International Paper’s Elk Grove plant has 125 employees and makes corrugated boxes for fresh produce, processed foods, light industrial, and e-commerce marketing segments.  A few months ago, many of the employees volunteered over the course of two weekends to assist the Sacramento Tree Foundation with an effort to reforest areas in the Stone Lakes National Wildlife Refuge with native trees.
Some additional interesting things we learned:
  • They can produce more than 200 boxes a minute.
  • Corrugated is the most frequently used shipping material because it is cost-effective, lightweight, functional and versatile.
  • The whole industry has a 63 percent recovery rate on paper and 90 percent on boxes.
  • One individual we met was actually on his last day of work before retirement. He had been with the company for 41 years. Who says these aren’t highly coveted middle class jobs?
  • One of their biggest workforce needs is skilled maintenance technicians.
CMTA is proud to represent such an impressive company and operation that delivers highly popular and sustainable consumer products and high wage middle class opportunities.
IP Collage

0 comments | Post your comment

Update on MFG jobs vs the U.S.

Posted by Gino DiCaro, Vice President, Communications on March 12, 2015

The Bureau of Labor Statistics and California's Employment Development Department recently made their annual revisions to employment data. California manufacturing still lags behind the country in manufacturing job growth since the recession, though the state did see a little bump comparatively to the country.

On the month-to-month front, California lost 4,200 manufacturing jobs in January. 

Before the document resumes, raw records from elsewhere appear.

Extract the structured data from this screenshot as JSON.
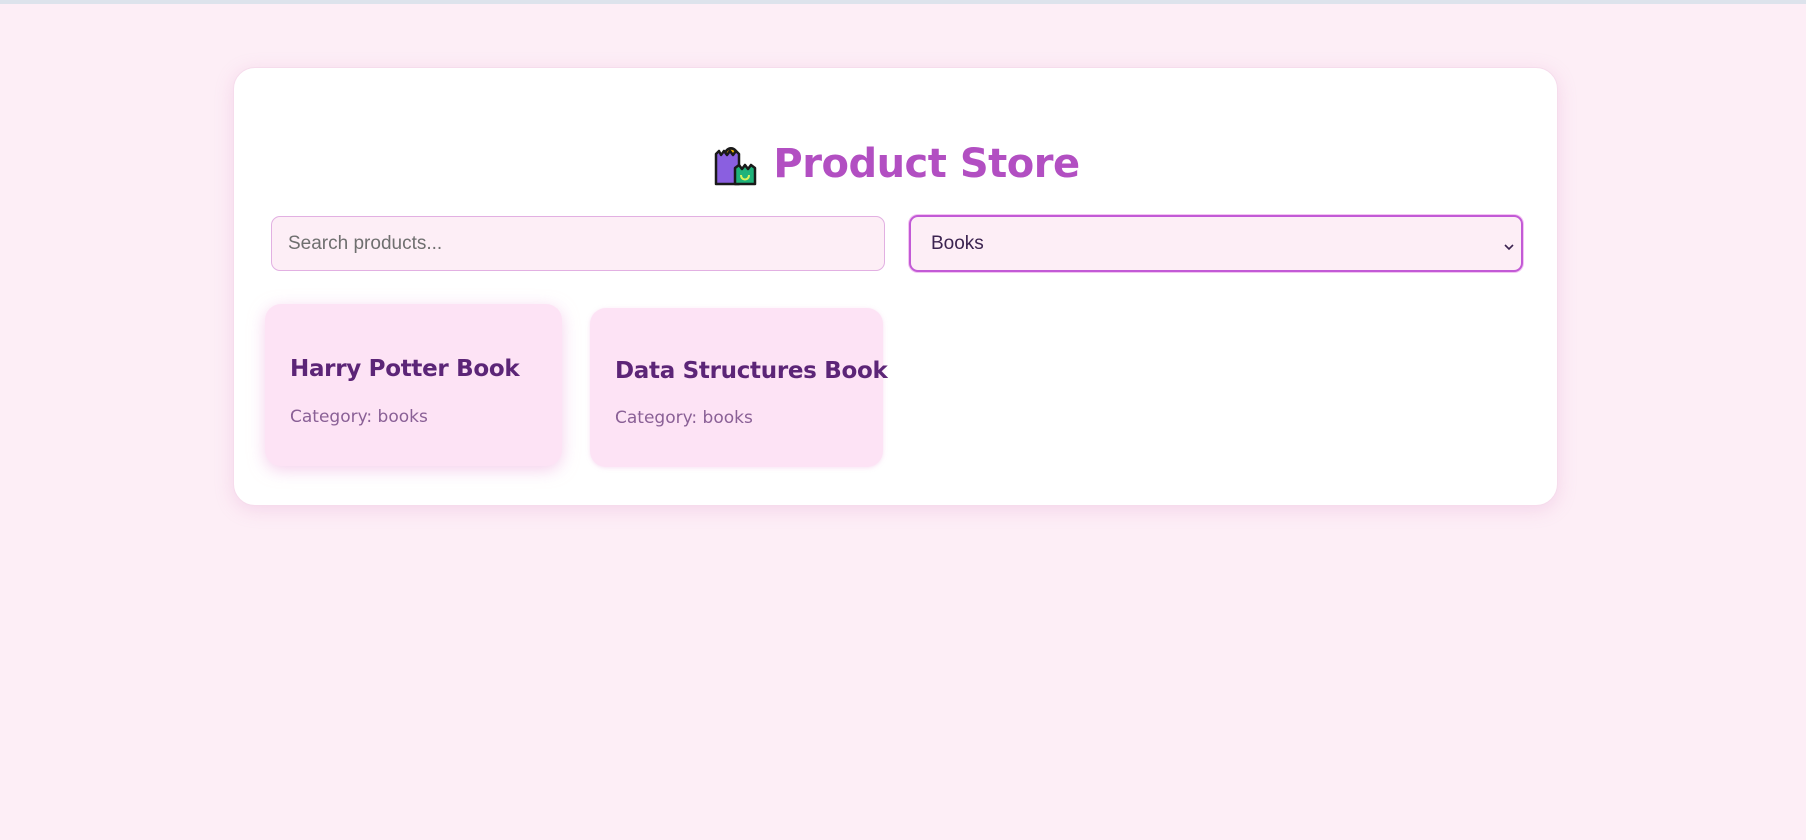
{
  "header": {
    "title": "Product Store",
    "icon": "shopping-bags-icon"
  },
  "search": {
    "placeholder": "Search products...",
    "value": ""
  },
  "category_select": {
    "selected": "Books",
    "icon": "chevron-down-icon"
  },
  "products": [
    {
      "name": "Harry Potter Book",
      "category": "Category: books"
    },
    {
      "name": "Data Structures Book",
      "category": "Category: books"
    }
  ],
  "colors": {
    "page_background": "#fdeef6",
    "accent": "#b24fc2",
    "product_card": "#fde3f5",
    "product_title": "#5c2577"
  }
}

We ask you, is this reaching California's potential? Are we comfortable with this direction? The manufacturing renaissance is a tremendous moment of opportunity for California to leverage and grow opportunities for its middle class working families. As stated in this great National Association of Manufacturers video, "Nothing happens unless we hit that start button."


Chart MFG jobs CA vs US



0 comments | Post your comment
View next 5 entries

Copyright © 2015, California Manufacturers & Technology Association. All rights reserved.